Beneficial Uses:
The time-honored use of Skull Cap has been as a nervine and tonic to renew and revive the central nervous system and treat nervous disorders of all kinds. The herb calms the nerves, quiets and strengthens the system, and is a valuable remedy for controlling nervous irritation, excitability, restlessness, hysteria, anxiety, hyperactivity, fatigue, night terrors, and nervous headaches. The flavonoid, scutellarein, is thought to be the active ingredient that acts as a natural sedative and also stimulates the brain to produce more endorphins, promoting a feeling of calm. Use of the herb has helped to aid sleep and treat insomnia.

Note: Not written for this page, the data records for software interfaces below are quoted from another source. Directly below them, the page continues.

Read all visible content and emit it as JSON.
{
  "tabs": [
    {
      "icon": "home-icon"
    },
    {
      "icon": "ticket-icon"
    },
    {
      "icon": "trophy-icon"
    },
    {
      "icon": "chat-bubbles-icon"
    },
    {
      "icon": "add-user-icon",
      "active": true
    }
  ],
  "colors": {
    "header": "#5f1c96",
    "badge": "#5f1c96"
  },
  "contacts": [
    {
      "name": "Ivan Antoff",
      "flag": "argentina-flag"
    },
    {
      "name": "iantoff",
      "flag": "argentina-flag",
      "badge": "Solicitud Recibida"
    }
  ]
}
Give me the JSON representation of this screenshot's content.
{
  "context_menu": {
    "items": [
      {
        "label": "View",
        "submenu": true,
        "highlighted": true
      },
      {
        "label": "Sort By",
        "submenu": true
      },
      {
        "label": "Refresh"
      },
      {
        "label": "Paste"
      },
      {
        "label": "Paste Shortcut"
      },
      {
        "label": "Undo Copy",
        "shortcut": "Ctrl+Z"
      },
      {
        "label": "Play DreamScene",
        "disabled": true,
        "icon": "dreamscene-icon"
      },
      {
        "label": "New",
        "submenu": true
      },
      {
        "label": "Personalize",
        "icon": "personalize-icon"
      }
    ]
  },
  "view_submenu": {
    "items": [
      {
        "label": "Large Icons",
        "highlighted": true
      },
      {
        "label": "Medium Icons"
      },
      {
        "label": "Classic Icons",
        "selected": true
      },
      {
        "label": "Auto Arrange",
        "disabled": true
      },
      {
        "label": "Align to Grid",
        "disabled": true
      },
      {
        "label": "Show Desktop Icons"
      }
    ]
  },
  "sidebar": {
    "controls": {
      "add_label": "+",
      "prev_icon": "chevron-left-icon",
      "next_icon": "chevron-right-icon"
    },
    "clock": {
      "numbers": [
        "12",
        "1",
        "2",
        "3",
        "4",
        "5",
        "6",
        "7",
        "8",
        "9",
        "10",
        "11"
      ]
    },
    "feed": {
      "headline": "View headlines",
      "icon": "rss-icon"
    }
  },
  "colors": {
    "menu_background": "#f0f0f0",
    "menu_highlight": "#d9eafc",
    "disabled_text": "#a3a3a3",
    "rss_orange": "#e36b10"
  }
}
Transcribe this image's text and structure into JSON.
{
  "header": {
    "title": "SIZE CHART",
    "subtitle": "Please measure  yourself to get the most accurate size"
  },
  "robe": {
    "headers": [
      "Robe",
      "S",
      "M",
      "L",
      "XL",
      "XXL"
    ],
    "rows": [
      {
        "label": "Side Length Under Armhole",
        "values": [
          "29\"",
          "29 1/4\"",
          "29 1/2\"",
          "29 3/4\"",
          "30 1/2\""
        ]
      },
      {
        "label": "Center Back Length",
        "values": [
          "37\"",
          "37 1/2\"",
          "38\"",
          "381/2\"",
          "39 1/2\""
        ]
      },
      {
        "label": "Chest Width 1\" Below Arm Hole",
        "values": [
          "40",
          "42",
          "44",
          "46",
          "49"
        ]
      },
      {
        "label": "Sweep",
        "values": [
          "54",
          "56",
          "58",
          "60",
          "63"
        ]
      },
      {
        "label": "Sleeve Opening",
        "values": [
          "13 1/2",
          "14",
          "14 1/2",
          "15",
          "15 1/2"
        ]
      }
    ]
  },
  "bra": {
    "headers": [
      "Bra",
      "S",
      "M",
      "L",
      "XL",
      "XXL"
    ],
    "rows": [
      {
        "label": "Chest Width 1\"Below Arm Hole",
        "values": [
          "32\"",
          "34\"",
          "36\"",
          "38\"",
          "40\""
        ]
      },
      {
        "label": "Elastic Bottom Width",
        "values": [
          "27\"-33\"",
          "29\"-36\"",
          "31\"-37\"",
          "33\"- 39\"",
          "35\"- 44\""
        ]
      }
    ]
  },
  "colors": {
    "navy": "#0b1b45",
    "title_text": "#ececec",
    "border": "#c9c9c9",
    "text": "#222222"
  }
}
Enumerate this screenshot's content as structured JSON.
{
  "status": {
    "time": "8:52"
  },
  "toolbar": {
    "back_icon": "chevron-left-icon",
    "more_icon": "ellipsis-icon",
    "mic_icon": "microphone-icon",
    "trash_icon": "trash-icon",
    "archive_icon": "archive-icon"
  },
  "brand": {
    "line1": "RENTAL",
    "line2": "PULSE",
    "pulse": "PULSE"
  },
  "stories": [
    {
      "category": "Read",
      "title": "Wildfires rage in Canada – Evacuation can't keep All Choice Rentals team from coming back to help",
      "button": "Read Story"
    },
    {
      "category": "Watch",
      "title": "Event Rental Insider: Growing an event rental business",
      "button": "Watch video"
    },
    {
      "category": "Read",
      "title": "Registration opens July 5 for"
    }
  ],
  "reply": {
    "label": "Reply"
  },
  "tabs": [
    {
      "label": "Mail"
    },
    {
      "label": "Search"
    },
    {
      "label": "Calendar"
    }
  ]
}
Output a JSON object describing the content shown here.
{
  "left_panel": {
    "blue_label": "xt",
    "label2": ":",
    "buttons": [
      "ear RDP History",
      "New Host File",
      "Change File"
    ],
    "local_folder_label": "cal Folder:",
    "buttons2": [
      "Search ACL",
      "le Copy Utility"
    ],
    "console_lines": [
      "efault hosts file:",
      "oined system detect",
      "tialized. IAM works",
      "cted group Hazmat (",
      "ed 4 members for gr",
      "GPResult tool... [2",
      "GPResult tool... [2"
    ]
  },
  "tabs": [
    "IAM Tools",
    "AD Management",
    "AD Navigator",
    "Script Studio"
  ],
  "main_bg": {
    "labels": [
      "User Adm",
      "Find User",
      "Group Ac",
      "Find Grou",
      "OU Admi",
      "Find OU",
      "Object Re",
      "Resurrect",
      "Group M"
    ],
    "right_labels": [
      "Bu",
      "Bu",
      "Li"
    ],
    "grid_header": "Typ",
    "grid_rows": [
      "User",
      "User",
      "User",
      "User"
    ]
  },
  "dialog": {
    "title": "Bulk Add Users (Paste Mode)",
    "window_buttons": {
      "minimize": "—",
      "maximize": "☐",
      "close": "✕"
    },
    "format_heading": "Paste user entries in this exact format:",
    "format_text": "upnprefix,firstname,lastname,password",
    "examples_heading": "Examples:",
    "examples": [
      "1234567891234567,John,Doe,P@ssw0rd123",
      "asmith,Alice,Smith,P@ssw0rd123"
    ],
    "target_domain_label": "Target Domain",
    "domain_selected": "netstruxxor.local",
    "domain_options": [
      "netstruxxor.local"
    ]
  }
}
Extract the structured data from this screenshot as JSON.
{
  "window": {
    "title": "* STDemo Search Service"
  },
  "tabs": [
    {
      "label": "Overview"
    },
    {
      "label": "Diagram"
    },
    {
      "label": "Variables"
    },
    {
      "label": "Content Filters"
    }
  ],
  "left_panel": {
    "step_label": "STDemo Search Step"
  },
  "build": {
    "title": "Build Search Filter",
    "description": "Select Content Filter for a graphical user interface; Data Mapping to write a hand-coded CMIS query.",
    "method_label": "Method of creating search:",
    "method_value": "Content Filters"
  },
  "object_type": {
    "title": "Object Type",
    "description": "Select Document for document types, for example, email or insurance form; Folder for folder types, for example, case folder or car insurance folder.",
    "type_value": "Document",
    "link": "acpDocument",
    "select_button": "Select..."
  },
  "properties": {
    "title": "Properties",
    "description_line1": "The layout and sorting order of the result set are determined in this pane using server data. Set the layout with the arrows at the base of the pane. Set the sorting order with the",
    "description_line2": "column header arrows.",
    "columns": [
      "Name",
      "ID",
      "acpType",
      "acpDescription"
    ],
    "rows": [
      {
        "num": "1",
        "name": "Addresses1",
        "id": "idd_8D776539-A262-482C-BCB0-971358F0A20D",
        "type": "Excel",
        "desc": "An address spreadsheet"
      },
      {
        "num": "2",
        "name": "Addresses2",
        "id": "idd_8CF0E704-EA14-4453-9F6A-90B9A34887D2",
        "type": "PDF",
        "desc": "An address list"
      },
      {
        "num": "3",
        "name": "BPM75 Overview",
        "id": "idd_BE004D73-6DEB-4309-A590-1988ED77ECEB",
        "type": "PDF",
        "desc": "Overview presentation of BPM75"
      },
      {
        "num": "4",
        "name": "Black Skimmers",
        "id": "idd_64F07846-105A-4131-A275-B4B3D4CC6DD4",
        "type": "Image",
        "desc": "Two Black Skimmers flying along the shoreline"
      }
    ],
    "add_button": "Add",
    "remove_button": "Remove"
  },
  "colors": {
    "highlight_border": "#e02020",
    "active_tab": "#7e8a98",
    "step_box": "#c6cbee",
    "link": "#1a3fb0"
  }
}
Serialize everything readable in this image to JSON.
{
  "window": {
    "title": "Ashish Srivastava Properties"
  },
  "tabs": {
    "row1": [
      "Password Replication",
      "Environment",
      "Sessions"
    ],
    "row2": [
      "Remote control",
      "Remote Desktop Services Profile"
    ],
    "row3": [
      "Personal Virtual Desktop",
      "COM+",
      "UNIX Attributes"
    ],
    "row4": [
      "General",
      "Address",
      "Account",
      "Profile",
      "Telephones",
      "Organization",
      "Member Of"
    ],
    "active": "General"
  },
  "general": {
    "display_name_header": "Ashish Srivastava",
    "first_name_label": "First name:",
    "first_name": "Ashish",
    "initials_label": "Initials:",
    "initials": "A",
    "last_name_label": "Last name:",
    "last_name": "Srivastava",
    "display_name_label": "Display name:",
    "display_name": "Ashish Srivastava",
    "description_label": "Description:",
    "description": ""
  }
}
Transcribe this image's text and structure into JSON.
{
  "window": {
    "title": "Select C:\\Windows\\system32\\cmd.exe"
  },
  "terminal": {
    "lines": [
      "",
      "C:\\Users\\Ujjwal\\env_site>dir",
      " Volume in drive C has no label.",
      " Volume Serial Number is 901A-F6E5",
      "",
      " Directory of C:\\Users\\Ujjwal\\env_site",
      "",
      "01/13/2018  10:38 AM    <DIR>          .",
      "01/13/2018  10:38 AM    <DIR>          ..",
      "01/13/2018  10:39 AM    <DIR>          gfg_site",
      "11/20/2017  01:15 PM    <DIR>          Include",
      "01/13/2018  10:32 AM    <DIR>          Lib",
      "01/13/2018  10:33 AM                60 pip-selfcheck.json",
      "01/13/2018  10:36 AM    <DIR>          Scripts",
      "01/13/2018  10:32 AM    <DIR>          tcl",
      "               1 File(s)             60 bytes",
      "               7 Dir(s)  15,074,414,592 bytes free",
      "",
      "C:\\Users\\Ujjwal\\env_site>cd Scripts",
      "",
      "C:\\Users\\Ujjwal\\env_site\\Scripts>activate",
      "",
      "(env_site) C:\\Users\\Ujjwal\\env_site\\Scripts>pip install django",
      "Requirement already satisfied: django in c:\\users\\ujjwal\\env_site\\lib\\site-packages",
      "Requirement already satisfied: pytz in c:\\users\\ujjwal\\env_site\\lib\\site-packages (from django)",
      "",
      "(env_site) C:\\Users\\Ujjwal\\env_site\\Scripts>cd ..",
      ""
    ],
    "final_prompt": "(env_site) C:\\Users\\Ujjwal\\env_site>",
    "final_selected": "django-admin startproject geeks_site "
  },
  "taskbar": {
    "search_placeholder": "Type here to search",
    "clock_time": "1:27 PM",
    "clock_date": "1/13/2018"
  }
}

As an antispasmodic, Skull Cap has been useful in relieving menstrual cramps, premenstrual syndrome, muscle spasms, and cramps due to stress. The herb is used to help treat St. Vitus dance, convulsions, and shaking palsy, and some modern herbalists use it to prevent epileptic seizures.

Skull Cap has been given to alcoholics who are suffering from withdrawal symptoms and delirium tremens. It is believed to be helpful in treating barbiturate, tranquilizer, and drug withdrawal symptoms.

The baicalin in Skull Cap has shown strong anti-inflammatory activity that may inhibit tumor growth. It is a powerful antioxidant that appears to protect red blood cells from free radical damage more effectively than vitamin E, and it also shows some promise in preventing the oxidation of blood fats.

Skull Cap is said to strengthen the heart muscle, improve circulation, and be helpful for treating cardiovascular disease.

Skull Cap has been used to treat snakebites and the bites of poisonous insects.


Contraindications:

Pregnant and nursing women should not use Skull Cap. Large doses (many times the recommended amount) may cause giddiness, confusion, twitching, and stupor, but the herb works well when taken consistently over a period of time. Skull Cap should not be given to children under six years of age.


Contact us for pricing!